**REQUIRED WORK:** Reproduce the entries below exactly, but leave the pictures out.

**Records excerpted from a collection:**
******************************

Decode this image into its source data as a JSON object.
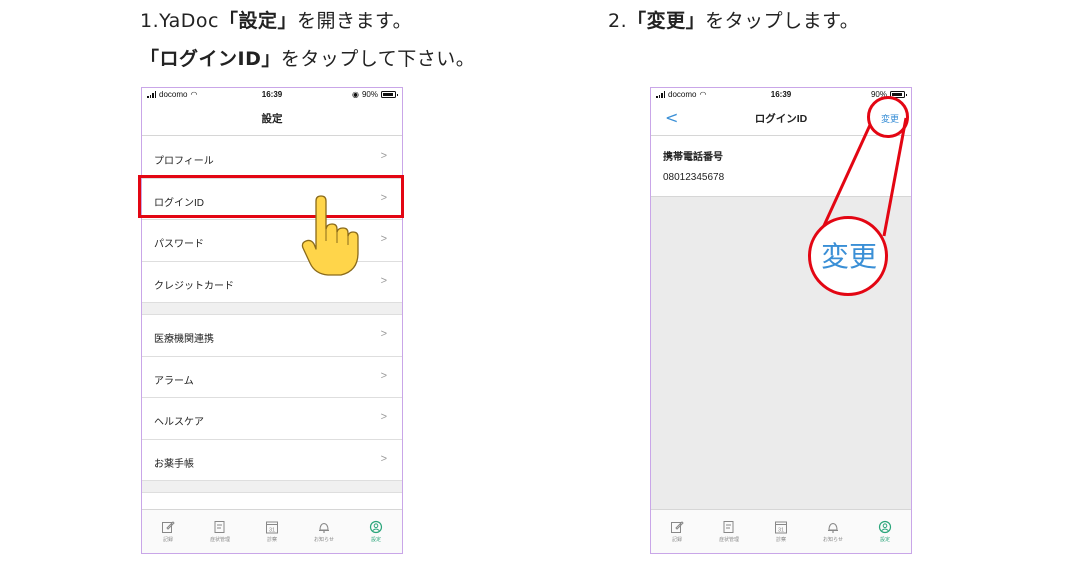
{
  "steps": {
    "step1_line1_pre": "1.YaDoc",
    "step1_line1_bold": "「設定」",
    "step1_line1_post": "を開きます。",
    "step1_line2_bold": "「ログインID」",
    "step1_line2_post": "をタップして下さい。",
    "step2_pre": "2.",
    "step2_bold": "「変更」",
    "step2_post": "をタップします。"
  },
  "status_bar": {
    "carrier": "docomo",
    "time": "16:39",
    "battery": "90%"
  },
  "screen1": {
    "title": "設定",
    "chevron": ">",
    "group1": [
      "プロフィール",
      "ログインID",
      "パスワード",
      "クレジットカード"
    ],
    "group2": [
      "医療機関連携",
      "アラーム",
      "ヘルスケア",
      "お薬手帳"
    ],
    "partial_row": "..."
  },
  "screen2": {
    "back": "<",
    "title": "ログインID",
    "action": "変更",
    "field_label": "携帯電話番号",
    "field_value": "08012345678"
  },
  "tabbar": {
    "tabs": [
      {
        "label": "記録",
        "icon": "edit-icon"
      },
      {
        "label": "症状管理",
        "icon": "note-icon"
      },
      {
        "label": "診察",
        "icon": "calendar-icon",
        "day": "31"
      },
      {
        "label": "お知らせ",
        "icon": "bell-icon"
      },
      {
        "label": "設定",
        "icon": "user-circle-icon",
        "active": true
      }
    ]
  },
  "zoom": {
    "text": "変更"
  },
  "colors": {
    "accent": "#3a8fd6",
    "highlight": "#e30613",
    "active_tab": "#2aa57a",
    "frame": "#c9a6e8"
  }
}
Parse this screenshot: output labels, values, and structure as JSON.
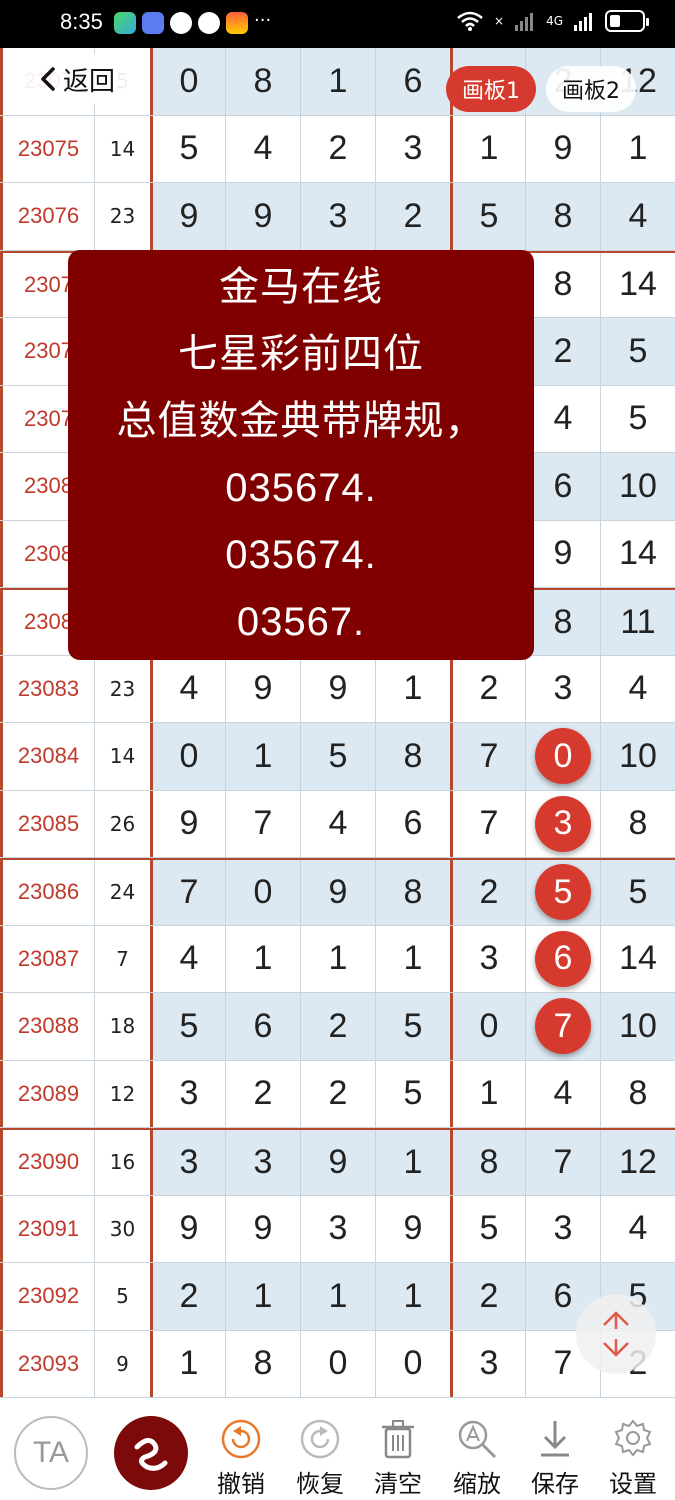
{
  "status_bar": {
    "time": "8:35",
    "network": "4G",
    "wifi_x": "×"
  },
  "nav": {
    "back_label": "返回",
    "tabs": [
      {
        "label": "画板1",
        "active": true
      },
      {
        "label": "画板2",
        "active": false
      }
    ]
  },
  "popup": {
    "lines": [
      "金马在线",
      "七星彩前四位",
      "总值数金典带牌规，",
      "035674.",
      "035674.",
      "03567."
    ]
  },
  "table": {
    "rows": [
      {
        "issue": "2307",
        "sum": "5",
        "d": [
          "0",
          "8",
          "1",
          "6",
          "",
          "2",
          "12"
        ],
        "shade": true,
        "group_top": false
      },
      {
        "issue": "23075",
        "sum": "14",
        "d": [
          "5",
          "4",
          "2",
          "3",
          "1",
          "9",
          "1"
        ],
        "shade": false,
        "group_top": false
      },
      {
        "issue": "23076",
        "sum": "23",
        "d": [
          "9",
          "9",
          "3",
          "2",
          "5",
          "8",
          "4"
        ],
        "shade": true,
        "group_top": false
      },
      {
        "issue": "2307",
        "sum": "",
        "d": [
          "",
          "",
          "",
          "",
          "",
          "8",
          "14"
        ],
        "shade": false,
        "group_top": true
      },
      {
        "issue": "2307",
        "sum": "",
        "d": [
          "",
          "",
          "",
          "",
          "",
          "2",
          "5"
        ],
        "shade": true,
        "group_top": false
      },
      {
        "issue": "2307",
        "sum": "",
        "d": [
          "",
          "",
          "",
          "",
          "",
          "4",
          "5"
        ],
        "shade": false,
        "group_top": false
      },
      {
        "issue": "2308",
        "sum": "",
        "d": [
          "",
          "",
          "",
          "",
          "",
          "6",
          "10"
        ],
        "shade": true,
        "group_top": false
      },
      {
        "issue": "2308",
        "sum": "",
        "d": [
          "",
          "",
          "",
          "",
          "",
          "9",
          "14"
        ],
        "shade": false,
        "group_top": false
      },
      {
        "issue": "2308",
        "sum": "",
        "d": [
          "",
          "",
          "",
          "",
          "",
          "8",
          "11"
        ],
        "shade": true,
        "group_top": true
      },
      {
        "issue": "23083",
        "sum": "23",
        "d": [
          "4",
          "9",
          "9",
          "1",
          "2",
          "3",
          "4"
        ],
        "shade": false,
        "group_top": false
      },
      {
        "issue": "23084",
        "sum": "14",
        "d": [
          "0",
          "1",
          "5",
          "8",
          "7",
          "0",
          "10"
        ],
        "shade": true,
        "group_top": false,
        "circle_col": 5
      },
      {
        "issue": "23085",
        "sum": "26",
        "d": [
          "9",
          "7",
          "4",
          "6",
          "7",
          "3",
          "8"
        ],
        "shade": false,
        "group_top": false,
        "circle_col": 5
      },
      {
        "issue": "23086",
        "sum": "24",
        "d": [
          "7",
          "0",
          "9",
          "8",
          "2",
          "5",
          "5"
        ],
        "shade": true,
        "group_top": true,
        "circle_col": 5
      },
      {
        "issue": "23087",
        "sum": "7",
        "d": [
          "4",
          "1",
          "1",
          "1",
          "3",
          "6",
          "14"
        ],
        "shade": false,
        "group_top": false,
        "circle_col": 5
      },
      {
        "issue": "23088",
        "sum": "18",
        "d": [
          "5",
          "6",
          "2",
          "5",
          "0",
          "7",
          "10"
        ],
        "shade": true,
        "group_top": false,
        "circle_col": 5
      },
      {
        "issue": "23089",
        "sum": "12",
        "d": [
          "3",
          "2",
          "2",
          "5",
          "1",
          "4",
          "8"
        ],
        "shade": false,
        "group_top": false
      },
      {
        "issue": "23090",
        "sum": "16",
        "d": [
          "3",
          "3",
          "9",
          "1",
          "8",
          "7",
          "12"
        ],
        "shade": true,
        "group_top": true
      },
      {
        "issue": "23091",
        "sum": "30",
        "d": [
          "9",
          "9",
          "3",
          "9",
          "5",
          "3",
          "4"
        ],
        "shade": false,
        "group_top": false
      },
      {
        "issue": "23092",
        "sum": "5",
        "d": [
          "2",
          "1",
          "1",
          "1",
          "2",
          "6",
          "5"
        ],
        "shade": true,
        "group_top": false
      },
      {
        "issue": "23093",
        "sum": "9",
        "d": [
          "1",
          "8",
          "0",
          "0",
          "3",
          "7",
          "2"
        ],
        "shade": false,
        "group_top": false
      }
    ]
  },
  "toolbar": {
    "text_tool_label": "TA",
    "items": [
      {
        "label": "撤销",
        "icon": "undo-icon"
      },
      {
        "label": "恢复",
        "icon": "redo-icon"
      },
      {
        "label": "清空",
        "icon": "trash-icon"
      },
      {
        "label": "缩放",
        "icon": "zoom-icon"
      },
      {
        "label": "保存",
        "icon": "download-icon"
      },
      {
        "label": "设置",
        "icon": "gear-icon"
      }
    ]
  },
  "colors": {
    "accent": "#d63a2f",
    "popup_bg": "#800000",
    "issue_text": "#c0392b",
    "shade": "#dde9f2"
  }
}
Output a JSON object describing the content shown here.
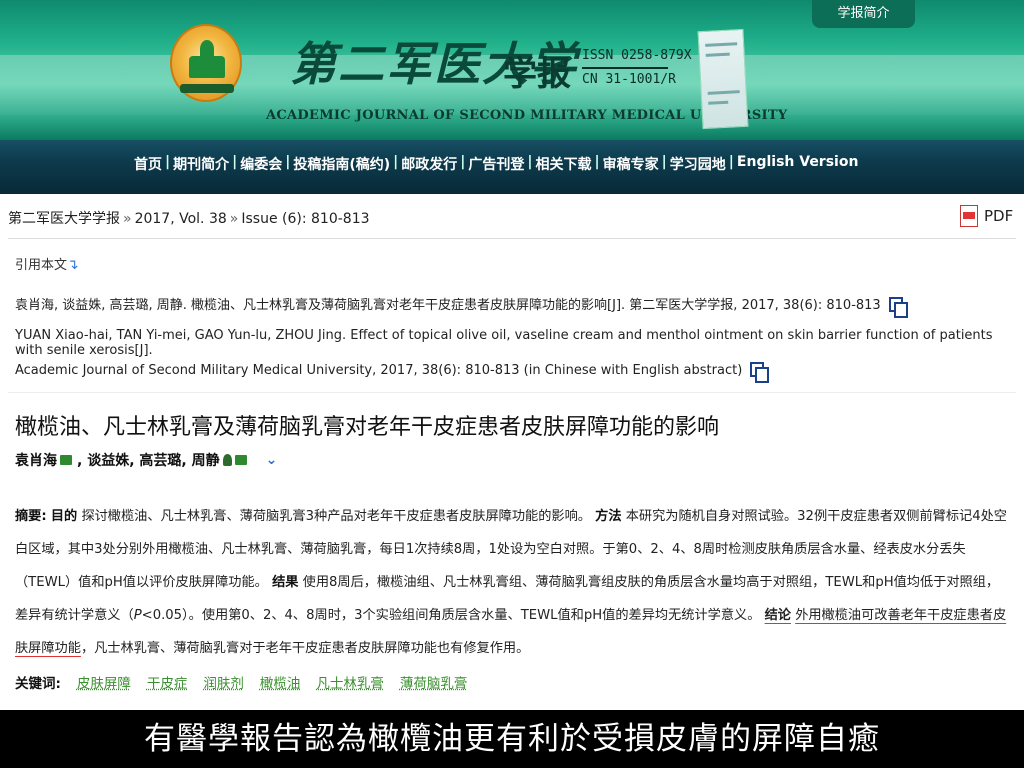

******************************

**OUTPUT OF THE TASK:**
Decode this image into its source data as a JSON object.
{
  "steps": {
    "step1_line1_pre": "1.YaDoc",
    "step1_line1_bold": "「設定」",
    "step1_line1_post": "を開きます。",
    "step1_line2_bold": "「ログインID」",
    "step1_line2_post": "をタップして下さい。",
    "step2_pre": "2.",
    "step2_bold": "「変更」",
    "step2_post": "をタップします。"
  },
  "status_bar": {
    "carrier": "docomo",
    "time": "16:39",
    "battery": "90%"
  },
  "screen1": {
    "title": "設定",
    "chevron": ">",
    "group1": [
      "プロフィール",
      "ログインID",
      "パスワード",
      "クレジットカード"
    ],
    "group2": [
      "医療機関連携",
      "アラーム",
      "ヘルスケア",
      "お薬手帳"
    ],
    "partial_row": "..."
  },
  "screen2": {
    "back": "<",
    "title": "ログインID",
    "action": "変更",
    "field_label": "携帯電話番号",
    "field_value": "08012345678"
  },
  "tabbar": {
    "tabs": [
      {
        "label": "記録",
        "icon": "edit-icon"
      },
      {
        "label": "症状管理",
        "icon": "note-icon"
      },
      {
        "label": "診察",
        "icon": "calendar-icon",
        "day": "31"
      },
      {
        "label": "お知らせ",
        "icon": "bell-icon"
      },
      {
        "label": "設定",
        "icon": "user-circle-icon",
        "active": true
      }
    ]
  },
  "zoom": {
    "text": "変更"
  },
  "colors": {
    "accent": "#3a8fd6",
    "highlight": "#e30613",
    "active_tab": "#2aa57a",
    "frame": "#c9a6e8"
  }
}
Parse this screenshot: output labels, values, and structure as JSON.
{
  "status_bar": {
    "time": "8:35",
    "network": "4G",
    "wifi_x": "×"
  },
  "nav": {
    "back_label": "返回",
    "tabs": [
      {
        "label": "画板1",
        "active": true
      },
      {
        "label": "画板2",
        "active": false
      }
    ]
  },
  "popup": {
    "lines": [
      "金马在线",
      "七星彩前四位",
      "总值数金典带牌规，",
      "035674.",
      "035674.",
      "03567."
    ]
  },
  "table": {
    "rows": [
      {
        "issue": "2307",
        "sum": "5",
        "d": [
          "0",
          "8",
          "1",
          "6",
          "",
          "2",
          "12"
        ],
        "shade": true,
        "group_top": false
      },
      {
        "issue": "23075",
        "sum": "14",
        "d": [
          "5",
          "4",
          "2",
          "3",
          "1",
          "9",
          "1"
        ],
        "shade": false,
        "group_top": false
      },
      {
        "issue": "23076",
        "sum": "23",
        "d": [
          "9",
          "9",
          "3",
          "2",
          "5",
          "8",
          "4"
        ],
        "shade": true,
        "group_top": false
      },
      {
        "issue": "2307",
        "sum": "",
        "d": [
          "",
          "",
          "",
          "",
          "",
          "8",
          "14"
        ],
        "shade": false,
        "group_top": true
      },
      {
        "issue": "2307",
        "sum": "",
        "d": [
          "",
          "",
          "",
          "",
          "",
          "2",
          "5"
        ],
        "shade": true,
        "group_top": false
      },
      {
        "issue": "2307",
        "sum": "",
        "d": [
          "",
          "",
          "",
          "",
          "",
          "4",
          "5"
        ],
        "shade": false,
        "group_top": false
      },
      {
        "issue": "2308",
        "sum": "",
        "d": [
          "",
          "",
          "",
          "",
          "",
          "6",
          "10"
        ],
        "shade": true,
        "group_top": false
      },
      {
        "issue": "2308",
        "sum": "",
        "d": [
          "",
          "",
          "",
          "",
          "",
          "9",
          "14"
        ],
        "shade": false,
        "group_top": false
      },
      {
        "issue": "2308",
        "sum": "",
        "d": [
          "",
          "",
          "",
          "",
          "",
          "8",
          "11"
        ],
        "shade": true,
        "group_top": true
      },
      {
        "issue": "23083",
        "sum": "23",
        "d": [
          "4",
          "9",
          "9",
          "1",
          "2",
          "3",
          "4"
        ],
        "shade": false,
        "group_top": false
      },
      {
        "issue": "23084",
        "sum": "14",
        "d": [
          "0",
          "1",
          "5",
          "8",
          "7",
          "0",
          "10"
        ],
        "shade": true,
        "group_top": false,
        "circle_col": 5
      },
      {
        "issue": "23085",
        "sum": "26",
        "d": [
          "9",
          "7",
          "4",
          "6",
          "7",
          "3",
          "8"
        ],
        "shade": false,
        "group_top": false,
        "circle_col": 5
      },
      {
        "issue": "23086",
        "sum": "24",
        "d": [
          "7",
          "0",
          "9",
          "8",
          "2",
          "5",
          "5"
        ],
        "shade": true,
        "group_top": true,
        "circle_col": 5
      },
      {
        "issue": "23087",
        "sum": "7",
        "d": [
          "4",
          "1",
          "1",
          "1",
          "3",
          "6",
          "14"
        ],
        "shade": false,
        "group_top": false,
        "circle_col": 5
      },
      {
        "issue": "23088",
        "sum": "18",
        "d": [
          "5",
          "6",
          "2",
          "5",
          "0",
          "7",
          "10"
        ],
        "shade": true,
        "group_top": false,
        "circle_col": 5
      },
      {
        "issue": "23089",
        "sum": "12",
        "d": [
          "3",
          "2",
          "2",
          "5",
          "1",
          "4",
          "8"
        ],
        "shade": false,
        "group_top": false
      },
      {
        "issue": "23090",
        "sum": "16",
        "d": [
          "3",
          "3",
          "9",
          "1",
          "8",
          "7",
          "12"
        ],
        "shade": true,
        "group_top": true
      },
      {
        "issue": "23091",
        "sum": "30",
        "d": [
          "9",
          "9",
          "3",
          "9",
          "5",
          "3",
          "4"
        ],
        "shade": false,
        "group_top": false
      },
      {
        "issue": "23092",
        "sum": "5",
        "d": [
          "2",
          "1",
          "1",
          "1",
          "2",
          "6",
          "5"
        ],
        "shade": true,
        "group_top": false
      },
      {
        "issue": "23093",
        "sum": "9",
        "d": [
          "1",
          "8",
          "0",
          "0",
          "3",
          "7",
          "2"
        ],
        "shade": false,
        "group_top": false
      }
    ]
  },
  "toolbar": {
    "text_tool_label": "TA",
    "items": [
      {
        "label": "撤销",
        "icon": "undo-icon"
      },
      {
        "label": "恢复",
        "icon": "redo-icon"
      },
      {
        "label": "清空",
        "icon": "trash-icon"
      },
      {
        "label": "缩放",
        "icon": "zoom-icon"
      },
      {
        "label": "保存",
        "icon": "download-icon"
      },
      {
        "label": "设置",
        "icon": "gear-icon"
      }
    ]
  },
  "colors": {
    "accent": "#d63a2f",
    "popup_bg": "#800000",
    "issue_text": "#c0392b",
    "shade": "#dde9f2"
  }
}
Output a JSON object describing the content shown here.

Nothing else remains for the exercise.